Image source: Shutterstock

New Delhi : The study conducted by an Indian expert says that the maternal death is twice as high in those with severe anaemia compared with those without severe anaemia. The study has been published in the journal The Lancet Global Health.

To conduct the study, researchers have taken over 300,000 women across 29 countries. The team looked at World Health Organization (WHO) data on 3,12,281 pregnancies in 29 countries across Latin America, Africa, Western Pacific, Eastern Mediterranean, and South East Asia.

Of these, 4,189 women had severe anaemia and were matched with 8,218 women without severe anaemia.

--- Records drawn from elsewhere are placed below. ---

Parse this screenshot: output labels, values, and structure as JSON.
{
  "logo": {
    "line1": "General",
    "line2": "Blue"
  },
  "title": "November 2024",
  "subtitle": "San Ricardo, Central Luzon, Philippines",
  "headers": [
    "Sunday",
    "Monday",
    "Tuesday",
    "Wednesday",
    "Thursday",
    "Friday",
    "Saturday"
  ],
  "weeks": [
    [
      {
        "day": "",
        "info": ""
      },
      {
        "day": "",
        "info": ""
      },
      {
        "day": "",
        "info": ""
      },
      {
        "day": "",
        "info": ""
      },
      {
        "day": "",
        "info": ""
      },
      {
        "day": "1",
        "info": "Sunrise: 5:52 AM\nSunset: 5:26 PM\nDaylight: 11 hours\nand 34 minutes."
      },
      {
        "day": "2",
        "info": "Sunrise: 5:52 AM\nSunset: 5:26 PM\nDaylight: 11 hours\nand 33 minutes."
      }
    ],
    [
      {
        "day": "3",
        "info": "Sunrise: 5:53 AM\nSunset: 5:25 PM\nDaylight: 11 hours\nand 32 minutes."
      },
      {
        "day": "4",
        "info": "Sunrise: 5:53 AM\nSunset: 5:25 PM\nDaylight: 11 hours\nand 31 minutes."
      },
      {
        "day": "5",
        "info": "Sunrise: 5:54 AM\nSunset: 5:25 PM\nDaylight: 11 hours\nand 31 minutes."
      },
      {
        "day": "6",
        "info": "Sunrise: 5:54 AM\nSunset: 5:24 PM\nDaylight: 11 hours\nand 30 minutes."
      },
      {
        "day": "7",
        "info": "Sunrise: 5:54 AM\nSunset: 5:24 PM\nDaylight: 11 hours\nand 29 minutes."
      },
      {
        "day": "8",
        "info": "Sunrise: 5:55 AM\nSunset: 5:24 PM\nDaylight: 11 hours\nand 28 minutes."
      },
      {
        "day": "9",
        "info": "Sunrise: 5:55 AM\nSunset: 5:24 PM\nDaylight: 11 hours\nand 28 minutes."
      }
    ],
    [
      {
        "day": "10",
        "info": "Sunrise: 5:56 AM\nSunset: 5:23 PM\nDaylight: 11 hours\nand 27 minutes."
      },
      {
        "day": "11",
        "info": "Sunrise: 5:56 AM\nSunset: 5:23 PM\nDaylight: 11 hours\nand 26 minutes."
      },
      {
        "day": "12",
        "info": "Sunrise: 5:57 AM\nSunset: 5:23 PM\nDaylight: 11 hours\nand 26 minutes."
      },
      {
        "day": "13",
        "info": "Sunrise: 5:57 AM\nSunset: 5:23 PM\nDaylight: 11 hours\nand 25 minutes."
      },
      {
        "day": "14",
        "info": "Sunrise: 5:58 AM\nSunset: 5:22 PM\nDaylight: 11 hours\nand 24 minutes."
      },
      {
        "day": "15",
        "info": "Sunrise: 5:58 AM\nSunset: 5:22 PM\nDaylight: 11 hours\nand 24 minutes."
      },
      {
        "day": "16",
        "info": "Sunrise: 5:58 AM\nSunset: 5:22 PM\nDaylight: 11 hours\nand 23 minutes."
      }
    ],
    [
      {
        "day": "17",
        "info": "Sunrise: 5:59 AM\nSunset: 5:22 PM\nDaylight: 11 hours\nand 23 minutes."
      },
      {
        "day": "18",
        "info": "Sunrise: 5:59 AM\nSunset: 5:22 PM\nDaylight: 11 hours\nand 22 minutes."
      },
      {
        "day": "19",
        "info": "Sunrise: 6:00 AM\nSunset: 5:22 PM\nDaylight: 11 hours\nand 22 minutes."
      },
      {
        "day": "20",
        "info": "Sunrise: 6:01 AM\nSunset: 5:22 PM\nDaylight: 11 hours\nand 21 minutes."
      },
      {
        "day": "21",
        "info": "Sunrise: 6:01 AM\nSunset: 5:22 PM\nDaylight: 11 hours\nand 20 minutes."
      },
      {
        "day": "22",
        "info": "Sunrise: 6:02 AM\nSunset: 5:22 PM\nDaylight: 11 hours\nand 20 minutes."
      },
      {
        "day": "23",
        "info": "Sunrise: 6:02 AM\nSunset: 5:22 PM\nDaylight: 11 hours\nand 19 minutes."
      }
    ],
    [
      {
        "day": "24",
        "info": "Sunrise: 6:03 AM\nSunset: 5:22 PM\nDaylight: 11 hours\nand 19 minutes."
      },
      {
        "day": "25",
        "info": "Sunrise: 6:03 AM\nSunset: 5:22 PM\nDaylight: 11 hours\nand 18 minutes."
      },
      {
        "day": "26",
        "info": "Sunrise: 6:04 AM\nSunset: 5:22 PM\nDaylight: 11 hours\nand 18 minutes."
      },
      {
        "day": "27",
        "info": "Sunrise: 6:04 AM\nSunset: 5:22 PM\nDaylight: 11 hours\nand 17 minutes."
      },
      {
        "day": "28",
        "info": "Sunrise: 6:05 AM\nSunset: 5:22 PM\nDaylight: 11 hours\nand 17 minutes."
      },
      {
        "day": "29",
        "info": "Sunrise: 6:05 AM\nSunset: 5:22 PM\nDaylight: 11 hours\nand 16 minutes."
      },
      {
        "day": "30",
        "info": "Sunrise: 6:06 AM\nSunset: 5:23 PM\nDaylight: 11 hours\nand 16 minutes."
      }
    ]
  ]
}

In medical terms, severity of anemia is considered by the hemoglobin concentration. A person suffers from mild anemia when his/her haemoglobin level is between 9.5 - 13.0 g/dL. If the hemoglobin is between 8.0 - 9.5 g/dL, then the condition will be considered as moderate anemia Severe anemia is a condition where the hemoglobin concentrations below 8.0 g/dL.

The study indicates that most anaemic case can be seen in pregnant women in low and middle-income countries. These women are at an increased risk of anaemia due to higher rates of dietary iron deficiency, inherited blood disorders, nutrient deficiencies and infections such as malaria, HIV, and hookworm.

A post-doctoral student at London’s Queen Mary University, Jahnavi Daru said “If a woman develops severe anaemia at any point in her pregnancy or in the seven days after delivery, she is at a higher risk of dying, making urgent treatment even more important.” She also added, “Anaemia is a readily treatable condition but the existing approaches so far have not been able to tackle the problem. Clinicians, policy makers, and healthcare professionals should now focus their attention on preventing anaemia, using a multifaceted approach, not just hoping that iron tablets will solve the problem,”

Researchers added that one best and compulsory practice for the prevention and treatment of maternal anaemia include providing oral iron tablets to pregnant women, food fortification with iron, improving access to antenatal care in remote areas, hookworm treatment, and access to transfusion services.